Deepfakes can be used to spread false information and manipulate public opinion, by creating fake videos of public figures or events, individuals or groups can spread false narratives and manipulate the masses. This is a particularly concerning issue given the increasing role that social media and the internet play in shaping public opinion and political discourse. The spread of harmful and malicious content, including hate speech, political propaganda, and even cyberbullying could lead to attacks on individuals and groups, spreading false information and causing real-world harm.

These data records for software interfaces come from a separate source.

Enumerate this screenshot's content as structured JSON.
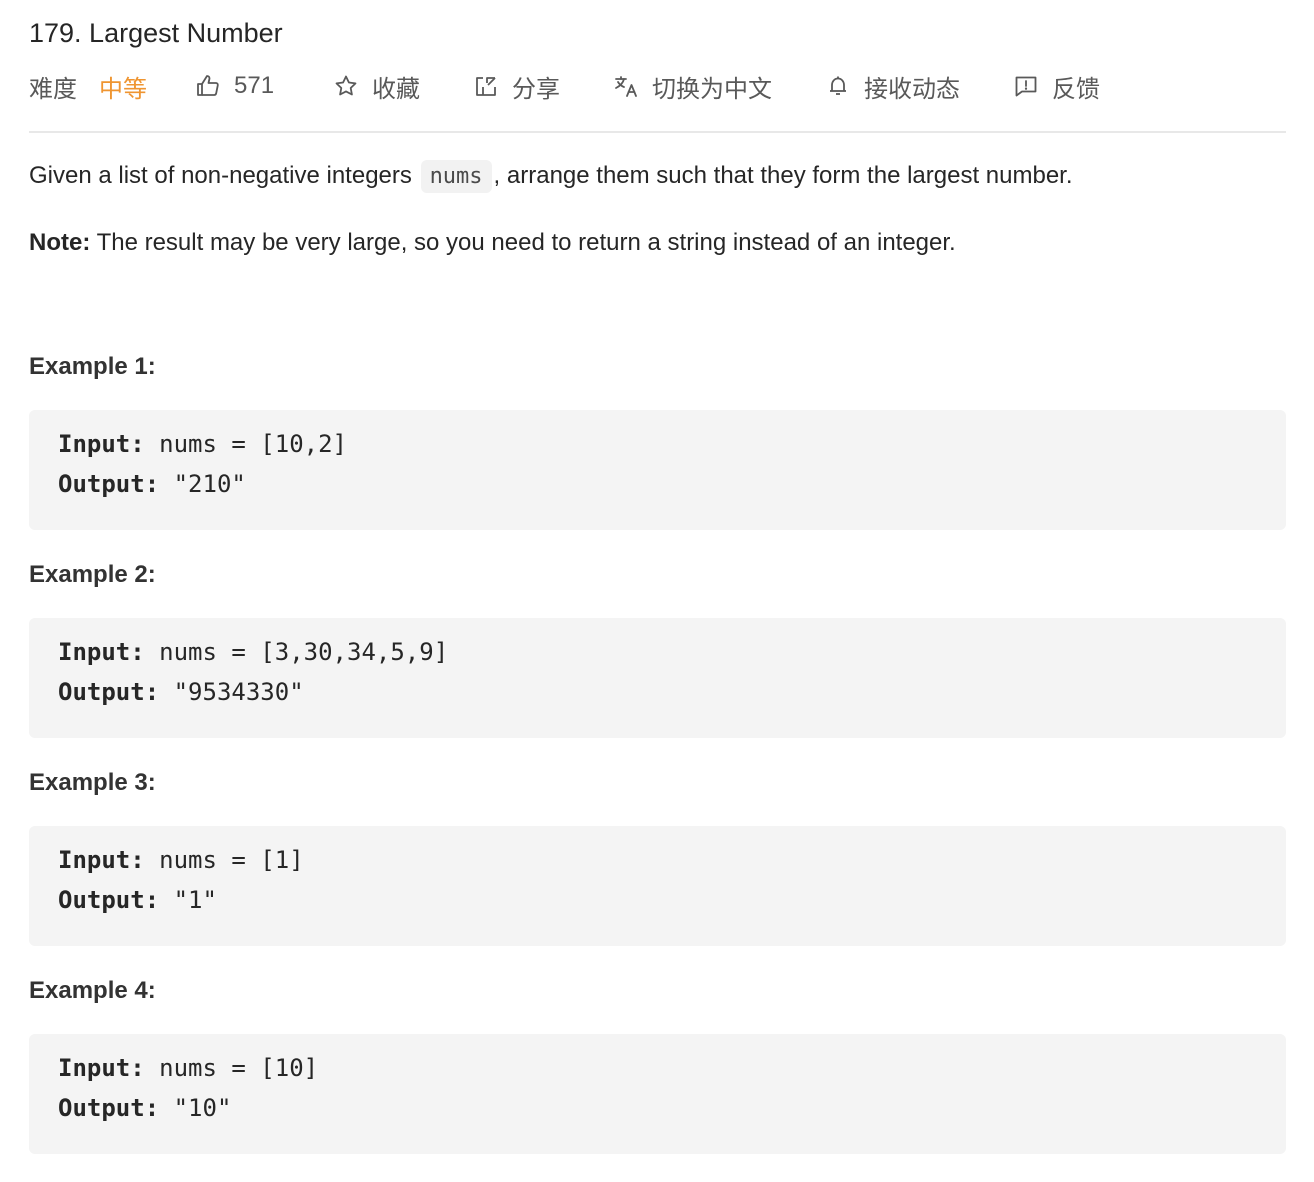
{
  "problem": {
    "title": "179. Largest Number"
  },
  "toolbar": {
    "difficulty_label": "难度",
    "difficulty_value": "中等",
    "likes": "571",
    "favorite": "收藏",
    "share": "分享",
    "translate": "切换为中文",
    "subscribe": "接收动态",
    "feedback": "反馈",
    "icons": {
      "likes": "thumbs-up-icon",
      "favorite": "star-icon",
      "share": "share-icon",
      "translate": "translate-icon",
      "subscribe": "bell-icon",
      "feedback": "feedback-icon"
    },
    "difficulty_color": "#ef9531"
  },
  "description": {
    "p1_before": "Given a list of non-negative integers",
    "p1_code": "nums",
    "p1_after": ", arrange them such that they form the largest number.",
    "note_label": "Note:",
    "note_text": " The result may be very large, so you need to return a string instead of an integer."
  },
  "examples": [
    {
      "title": "Example 1:",
      "input_label": "Input:",
      "input": " nums = [10,2]",
      "output_label": "Output:",
      "output": " \"210\""
    },
    {
      "title": "Example 2:",
      "input_label": "Input:",
      "input": " nums = [3,30,34,5,9]",
      "output_label": "Output:",
      "output": " \"9534330\""
    },
    {
      "title": "Example 3:",
      "input_label": "Input:",
      "input": " nums = [1]",
      "output_label": "Output:",
      "output": " \"1\""
    },
    {
      "title": "Example 4:",
      "input_label": "Input:",
      "input": " nums = [10]",
      "output_label": "Output:",
      "output": " \"10\""
    }
  ]
}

Given these concerns, it’s clear that deepfakes present a complex and challenging ethical landscape that needs to be addressed and taken seriously very early on. There is a need for clear and transparent guidelines around the use of deepfakes, including rules around the creation and dissemination of deepfake content, as well as the responsibility of social media platforms and technology companies to monitor and regulate their use. Development of technical solutions to detect deepfakes is already being worked on, however at the pace of some of these project, it may be a few years before we see any tangile results. This could include the development of algorithms that can accurately detect deepfakes, as well as tools for individuals to easily report suspected deepfakes.

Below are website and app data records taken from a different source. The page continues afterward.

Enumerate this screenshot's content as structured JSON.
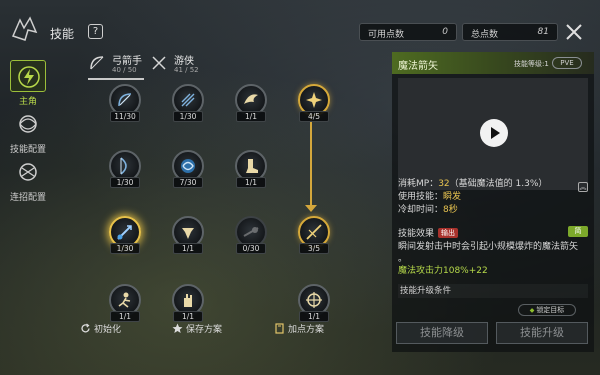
{
  "header": {
    "title": "技能",
    "help_icon": "?",
    "available_points_label": "可用点数",
    "available_points_value": "0",
    "total_points_label": "总点数",
    "total_points_value": "81"
  },
  "sidebar": {
    "items": [
      {
        "label": "主角",
        "icon": "bolt-icon",
        "active": true
      },
      {
        "label": "技能配置",
        "icon": "spiral-icon",
        "active": false
      },
      {
        "label": "连招配置",
        "icon": "combo-icon",
        "active": false
      }
    ]
  },
  "classes": [
    {
      "name": "弓箭手",
      "points": "40 / 50",
      "icon": "bow-icon"
    },
    {
      "name": "游侠",
      "points": "41 / 52",
      "icon": "crossed-arrows-icon"
    }
  ],
  "skills": [
    {
      "level": "11/30",
      "icon": "bow-arrow-icon",
      "style": "normal"
    },
    {
      "level": "1/30",
      "icon": "multi-arrow-icon",
      "style": "normal"
    },
    {
      "level": "1/1",
      "icon": "wing-icon",
      "style": "normal"
    },
    {
      "level": "4/5",
      "icon": "burst-icon",
      "style": "gold"
    },
    {
      "level": "1/30",
      "icon": "feather-bow-icon",
      "style": "normal"
    },
    {
      "level": "7/30",
      "icon": "whirl-icon",
      "style": "normal"
    },
    {
      "level": "1/1",
      "icon": "boots-icon",
      "style": "normal"
    },
    {
      "level": "1/30",
      "icon": "magic-arrow-icon",
      "style": "selected"
    },
    {
      "level": "1/1",
      "icon": "trap-icon",
      "style": "normal"
    },
    {
      "level": "0/30",
      "icon": "shot-icon",
      "style": "dim"
    },
    {
      "level": "3/5",
      "icon": "slash-arrow-icon",
      "style": "gold"
    },
    {
      "level": "1/1",
      "icon": "dash-icon",
      "style": "normal"
    },
    {
      "level": "1/1",
      "icon": "hand-icon",
      "style": "normal"
    },
    {
      "level": "1/1",
      "icon": "aim-icon",
      "style": "normal"
    }
  ],
  "bottom": {
    "reset_label": "初始化",
    "save_label": "保存方案",
    "plan_label": "加点方案"
  },
  "detail": {
    "skill_name": "魔法箭矢",
    "skill_level": "技能等级:1",
    "mode": "PVE",
    "mp_label": "消耗MP：",
    "mp_value": "32",
    "mp_note": "（基础魔法值的 1.3%）",
    "use_label": "使用技能：",
    "use_value": "瞬发",
    "cd_label": "冷却时间：",
    "cd_value": "8秒",
    "effect_label": "技能效果",
    "effect_tag": "输出",
    "effect_badge": "简",
    "effect_desc": "瞬间发射击中时会引起小规模爆炸的魔法箭矢",
    "effect_desc2": "。",
    "attack": "魔法攻击力108%+22",
    "upgrade_condition": "技能升级条件",
    "lock_target": "锁定目标",
    "downgrade_button": "技能降级",
    "upgrade_button": "技能升级"
  },
  "colors": {
    "accent_green": "#9cbf3a",
    "gold": "#d4a73c",
    "highlight_yellow": "#e8c450"
  }
}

Then there’s Deepfake porn. Oh boy, where do I even begin with this one?
Deepfakes porn refers to the creation of sexually explicit content using deepfake technology. This technology uses machine learning algorithms to manipulate existing media to make it appear as though a person is engaged in sexual activity, without their consent, once again bringing up the question as to whether or not a replication of someone’s face is considered identity theft if used in a “creative form of art“. This technology is concerning because it can be used to violate their privacy and personal autonomy.
The creation and distribution of deepfakes porn often involve the use of images or videos of individuals (mostly celebrities and popular influencers who never consented to be part of such content. This can result in severe emotional harm and psychological trauma to the individuals whose images are being used. The biggest risk is that it can make it difficult for the individuals in question to prove that the content is not real, potentially harming their reputation and future prospects. And don’t get me started on what this deepfake can do with images of minors. It could be heartwrenching when you post your child’s image online on Instagram or Facebook, and later on, find out that your child’s image is been used in a malicious way.

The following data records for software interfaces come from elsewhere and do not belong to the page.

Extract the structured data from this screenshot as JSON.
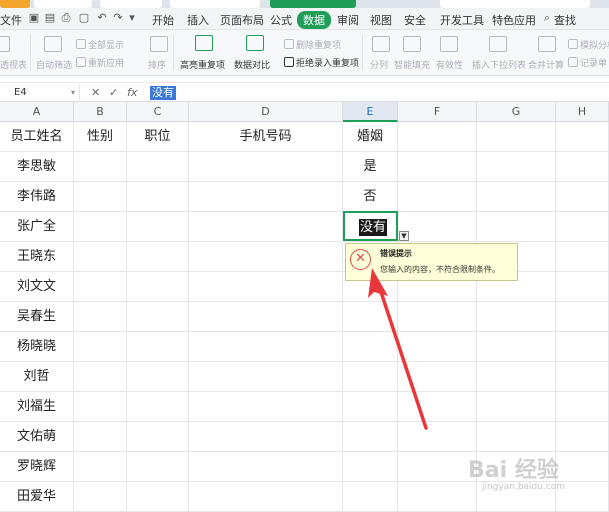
{
  "menu": {
    "items": [
      "文件",
      "开始",
      "插入",
      "页面布局",
      "公式",
      "数据",
      "审阅",
      "视图",
      "安全",
      "开发工具",
      "特色应用",
      "查找"
    ],
    "active_tab": "数据",
    "colors": {
      "active_bg": "#1f9e58",
      "active_text": "#ffffff"
    }
  },
  "ribbon": {
    "groups": [
      {
        "label": "透视表",
        "enabled": false
      },
      {
        "label": "自动筛选",
        "enabled": false
      },
      {
        "label": "全部显示",
        "enabled": false
      },
      {
        "label": "重新应用",
        "enabled": false
      },
      {
        "label": "排序",
        "enabled": false
      },
      {
        "label": "高亮重复项",
        "enabled": true,
        "icon": "highlight-duplicates-icon"
      },
      {
        "label": "数据对比",
        "enabled": true,
        "icon": "data-compare-icon"
      },
      {
        "label": "删除重复项",
        "enabled": false
      },
      {
        "label": "拒绝录入重复项",
        "enabled": true
      },
      {
        "label": "分列",
        "enabled": false
      },
      {
        "label": "智能填充",
        "enabled": false
      },
      {
        "label": "有效性",
        "enabled": false
      },
      {
        "label": "插入下拉列表",
        "enabled": false
      },
      {
        "label": "合并计算",
        "enabled": false
      },
      {
        "label": "模拟分析",
        "enabled": false
      },
      {
        "label": "记录单",
        "enabled": false
      }
    ]
  },
  "formula_bar": {
    "cell_ref": "E4",
    "content": "没有",
    "icons": [
      "cancel-icon",
      "confirm-icon",
      "function-icon"
    ]
  },
  "sheet": {
    "columns": [
      "A",
      "B",
      "C",
      "D",
      "E",
      "F",
      "G",
      "H"
    ],
    "selected_column": "E",
    "header_row": [
      "员工姓名",
      "性别",
      "职位",
      "手机号码",
      "婚姻",
      "",
      "",
      ""
    ],
    "rows": [
      [
        "李思敏",
        "",
        "",
        "",
        "是"
      ],
      [
        "李伟路",
        "",
        "",
        "",
        "否"
      ],
      [
        "张广全",
        "",
        "",
        "",
        "没有"
      ],
      [
        "王晓东",
        "",
        "",
        "",
        ""
      ],
      [
        "刘文文",
        "",
        "",
        "",
        ""
      ],
      [
        "吴春生",
        "",
        "",
        "",
        ""
      ],
      [
        "杨晓晓",
        "",
        "",
        "",
        ""
      ],
      [
        "刘哲",
        "",
        "",
        "",
        ""
      ],
      [
        "刘福生",
        "",
        "",
        "",
        ""
      ],
      [
        "文佑萌",
        "",
        "",
        "",
        ""
      ],
      [
        "罗晓辉",
        "",
        "",
        "",
        ""
      ],
      [
        "田爱华",
        "",
        "",
        "",
        ""
      ]
    ],
    "active_cell": {
      "ref": "E4",
      "value": "没有"
    }
  },
  "error_tooltip": {
    "icon": "error-x-icon",
    "title": "错误提示",
    "message": "您输入的内容，不符合限制条件。"
  },
  "annotation": {
    "arrow_color": "#e8363a"
  },
  "watermark": {
    "text": "Bai 经验",
    "sub": "jingyan.baidu.com"
  }
}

Navigating this ethical landscape will require careful consideration of the potential benefits and dangers of this technology, as well as the development of clear and transparent guidelines around its use. The technology has the potential to violate the privacy, autonomy, and safety of individuals, particularly women. It also raises questions about the extent to which individuals can control the use of their personal information and images in the digital world. It is crucial for society to have a conversation about the ethical implications of deepfakes technology and take steps to regulate the use of this technology to prevent harm to individuals.